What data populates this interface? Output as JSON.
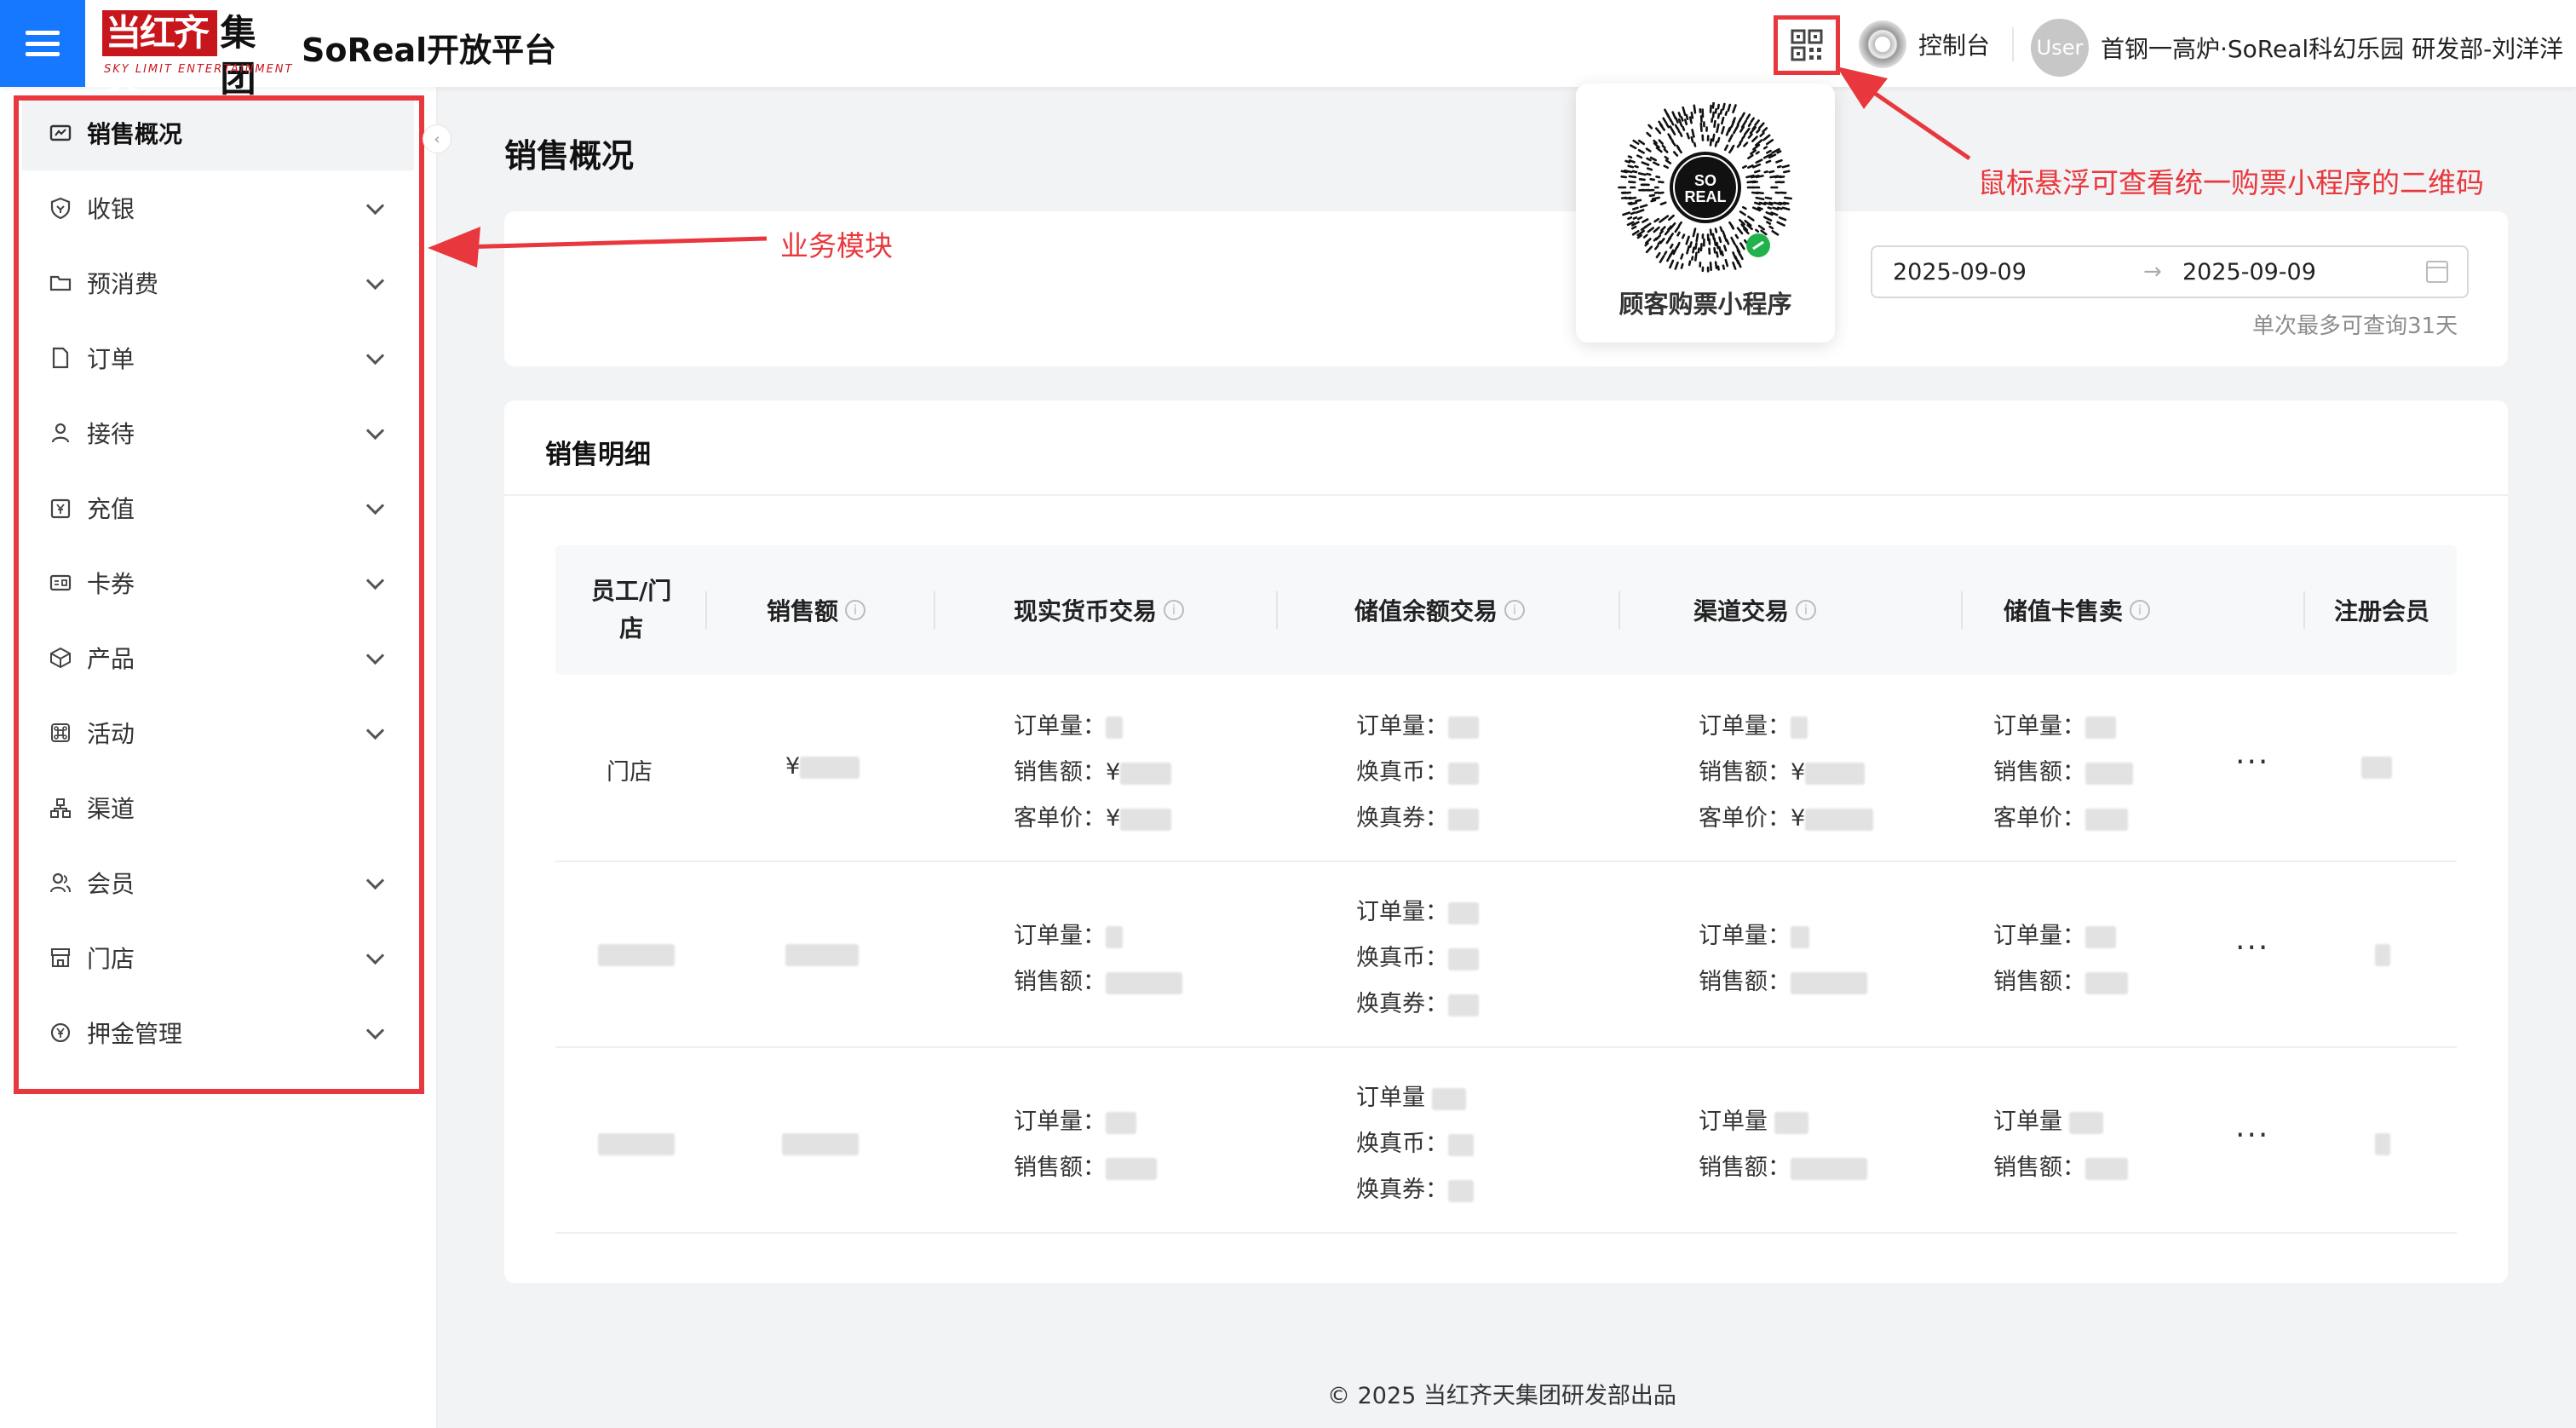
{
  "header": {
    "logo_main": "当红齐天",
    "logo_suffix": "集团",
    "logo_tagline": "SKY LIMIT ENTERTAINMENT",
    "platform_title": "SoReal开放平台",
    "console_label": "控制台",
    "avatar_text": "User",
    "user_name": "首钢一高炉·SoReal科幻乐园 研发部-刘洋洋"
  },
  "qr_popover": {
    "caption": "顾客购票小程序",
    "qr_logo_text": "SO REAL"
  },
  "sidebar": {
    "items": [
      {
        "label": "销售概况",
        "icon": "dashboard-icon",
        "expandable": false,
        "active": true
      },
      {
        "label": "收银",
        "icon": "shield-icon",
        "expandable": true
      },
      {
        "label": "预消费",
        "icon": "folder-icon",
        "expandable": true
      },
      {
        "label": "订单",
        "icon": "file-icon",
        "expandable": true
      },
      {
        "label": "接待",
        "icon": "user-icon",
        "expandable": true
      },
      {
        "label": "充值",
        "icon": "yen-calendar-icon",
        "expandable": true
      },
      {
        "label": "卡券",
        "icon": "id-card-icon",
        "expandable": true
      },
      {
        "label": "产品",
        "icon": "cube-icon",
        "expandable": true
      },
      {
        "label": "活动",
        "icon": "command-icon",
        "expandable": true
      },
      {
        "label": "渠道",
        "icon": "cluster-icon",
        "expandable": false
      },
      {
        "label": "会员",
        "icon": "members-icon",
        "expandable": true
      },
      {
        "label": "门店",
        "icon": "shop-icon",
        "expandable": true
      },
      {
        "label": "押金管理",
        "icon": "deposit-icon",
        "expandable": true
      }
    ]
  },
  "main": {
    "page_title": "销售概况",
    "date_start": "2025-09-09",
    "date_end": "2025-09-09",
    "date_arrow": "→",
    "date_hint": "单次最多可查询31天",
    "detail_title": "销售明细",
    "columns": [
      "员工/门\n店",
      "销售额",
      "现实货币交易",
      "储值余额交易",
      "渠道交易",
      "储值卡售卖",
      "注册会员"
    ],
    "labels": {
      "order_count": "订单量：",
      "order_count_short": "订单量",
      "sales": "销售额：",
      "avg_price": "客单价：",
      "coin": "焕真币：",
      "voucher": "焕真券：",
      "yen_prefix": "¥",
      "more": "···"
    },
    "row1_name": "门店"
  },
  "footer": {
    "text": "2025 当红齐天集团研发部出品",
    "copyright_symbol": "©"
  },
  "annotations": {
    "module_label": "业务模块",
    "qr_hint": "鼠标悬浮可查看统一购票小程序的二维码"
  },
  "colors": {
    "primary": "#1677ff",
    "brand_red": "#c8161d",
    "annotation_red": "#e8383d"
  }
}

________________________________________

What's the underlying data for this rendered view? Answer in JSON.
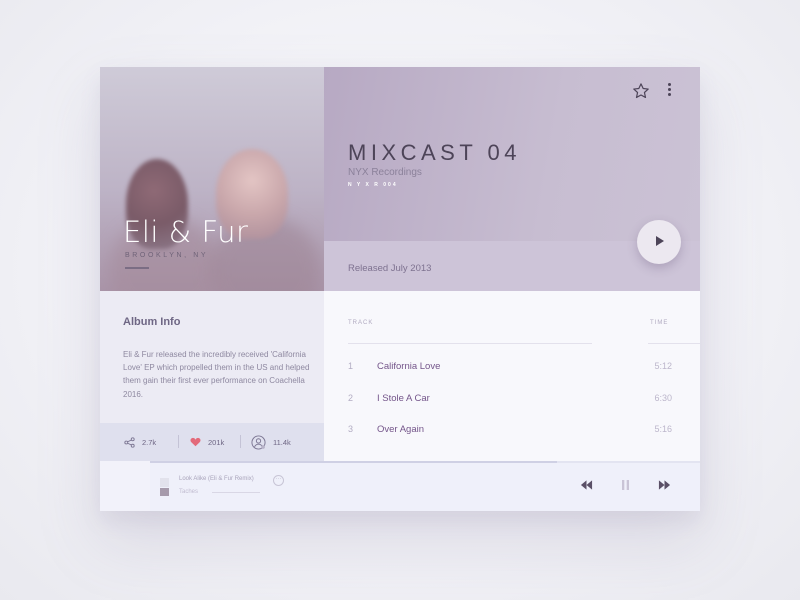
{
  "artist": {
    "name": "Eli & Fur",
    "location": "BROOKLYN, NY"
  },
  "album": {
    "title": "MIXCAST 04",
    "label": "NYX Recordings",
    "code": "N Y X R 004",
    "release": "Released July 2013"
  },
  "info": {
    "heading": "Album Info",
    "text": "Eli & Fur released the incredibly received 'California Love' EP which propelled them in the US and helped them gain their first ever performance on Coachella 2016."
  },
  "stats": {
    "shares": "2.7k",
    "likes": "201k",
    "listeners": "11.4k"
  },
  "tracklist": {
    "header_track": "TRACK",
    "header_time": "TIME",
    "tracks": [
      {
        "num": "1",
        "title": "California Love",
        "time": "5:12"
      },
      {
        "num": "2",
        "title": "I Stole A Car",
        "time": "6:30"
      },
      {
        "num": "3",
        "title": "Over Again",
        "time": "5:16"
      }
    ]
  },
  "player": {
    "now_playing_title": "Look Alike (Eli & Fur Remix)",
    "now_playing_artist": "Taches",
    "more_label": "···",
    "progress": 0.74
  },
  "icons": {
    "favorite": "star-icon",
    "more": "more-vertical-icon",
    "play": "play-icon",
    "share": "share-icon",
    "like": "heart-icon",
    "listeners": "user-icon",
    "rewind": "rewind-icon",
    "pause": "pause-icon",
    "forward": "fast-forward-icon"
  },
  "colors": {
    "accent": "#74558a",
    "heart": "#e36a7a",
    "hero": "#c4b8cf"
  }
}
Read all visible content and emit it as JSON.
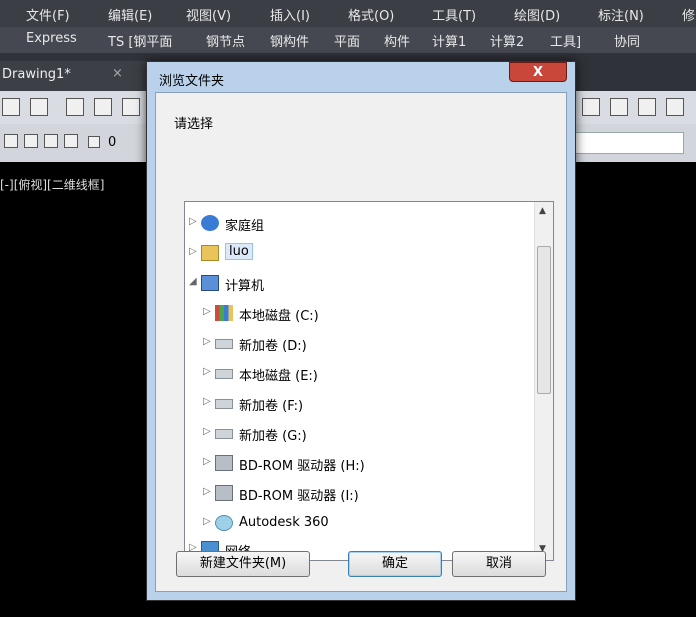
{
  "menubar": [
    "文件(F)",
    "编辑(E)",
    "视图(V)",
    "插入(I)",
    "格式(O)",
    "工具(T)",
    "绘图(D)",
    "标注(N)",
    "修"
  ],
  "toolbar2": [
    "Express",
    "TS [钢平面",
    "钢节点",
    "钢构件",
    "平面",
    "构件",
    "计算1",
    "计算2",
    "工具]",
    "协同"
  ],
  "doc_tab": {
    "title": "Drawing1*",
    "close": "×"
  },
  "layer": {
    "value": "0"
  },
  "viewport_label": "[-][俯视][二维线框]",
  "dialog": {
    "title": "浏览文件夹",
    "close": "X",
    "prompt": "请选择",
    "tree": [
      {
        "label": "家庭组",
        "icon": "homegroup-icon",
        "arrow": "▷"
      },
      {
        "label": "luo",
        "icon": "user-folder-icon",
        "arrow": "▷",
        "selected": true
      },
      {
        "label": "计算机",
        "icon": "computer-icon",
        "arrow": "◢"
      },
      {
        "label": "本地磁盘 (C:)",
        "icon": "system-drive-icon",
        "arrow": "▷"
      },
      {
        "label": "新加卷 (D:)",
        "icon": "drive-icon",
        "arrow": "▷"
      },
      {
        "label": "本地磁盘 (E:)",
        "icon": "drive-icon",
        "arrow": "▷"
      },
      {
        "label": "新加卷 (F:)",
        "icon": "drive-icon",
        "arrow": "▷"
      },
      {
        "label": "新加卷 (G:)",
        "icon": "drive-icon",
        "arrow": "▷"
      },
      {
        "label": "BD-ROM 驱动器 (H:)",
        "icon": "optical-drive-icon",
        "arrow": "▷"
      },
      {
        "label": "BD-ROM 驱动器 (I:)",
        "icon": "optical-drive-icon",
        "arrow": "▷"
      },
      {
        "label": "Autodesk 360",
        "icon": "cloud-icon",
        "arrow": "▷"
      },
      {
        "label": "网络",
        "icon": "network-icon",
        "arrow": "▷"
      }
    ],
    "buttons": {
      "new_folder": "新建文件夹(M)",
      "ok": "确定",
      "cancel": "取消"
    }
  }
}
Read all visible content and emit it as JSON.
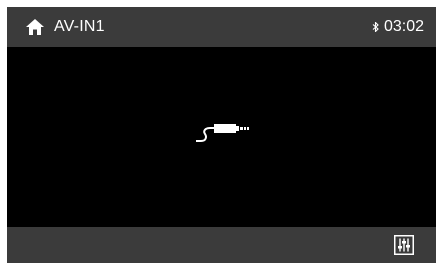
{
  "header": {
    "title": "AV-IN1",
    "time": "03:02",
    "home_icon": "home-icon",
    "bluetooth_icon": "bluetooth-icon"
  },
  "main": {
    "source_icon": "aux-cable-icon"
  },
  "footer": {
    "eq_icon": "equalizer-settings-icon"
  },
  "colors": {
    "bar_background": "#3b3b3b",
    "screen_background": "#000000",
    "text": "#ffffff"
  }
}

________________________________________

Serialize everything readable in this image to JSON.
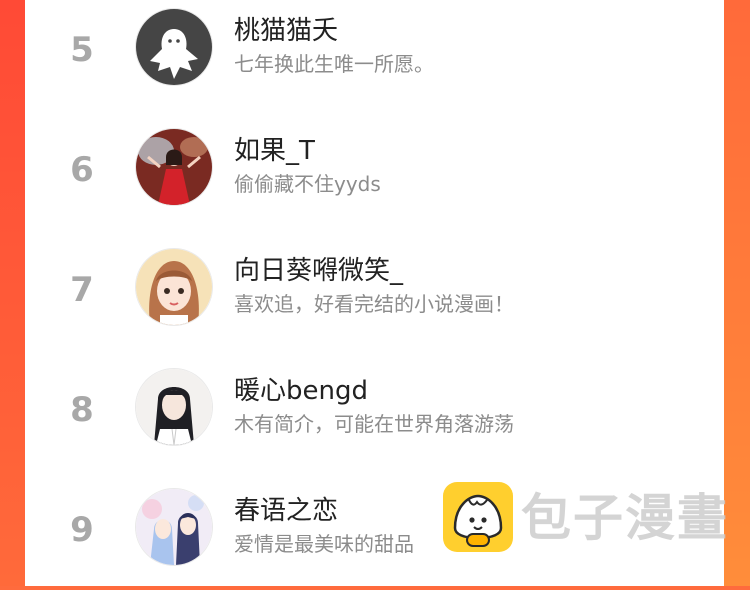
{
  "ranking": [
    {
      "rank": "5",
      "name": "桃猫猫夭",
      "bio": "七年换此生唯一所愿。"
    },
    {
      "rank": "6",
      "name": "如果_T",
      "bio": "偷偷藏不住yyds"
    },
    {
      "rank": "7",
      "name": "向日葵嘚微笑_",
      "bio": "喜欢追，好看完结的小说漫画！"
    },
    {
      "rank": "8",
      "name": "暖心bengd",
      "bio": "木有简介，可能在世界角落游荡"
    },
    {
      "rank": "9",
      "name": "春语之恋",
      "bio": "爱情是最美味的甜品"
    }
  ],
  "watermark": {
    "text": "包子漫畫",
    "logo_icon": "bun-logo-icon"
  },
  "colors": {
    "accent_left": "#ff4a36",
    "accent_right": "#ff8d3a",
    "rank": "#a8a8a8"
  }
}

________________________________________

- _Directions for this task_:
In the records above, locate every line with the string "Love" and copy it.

- _Answer space_:
    "text": "Eli & Fur released the incredibly received 'California Love' EP which propelled them in the US and helped them gain their first ever performance on Coachella 2016."
        "title": "California Love",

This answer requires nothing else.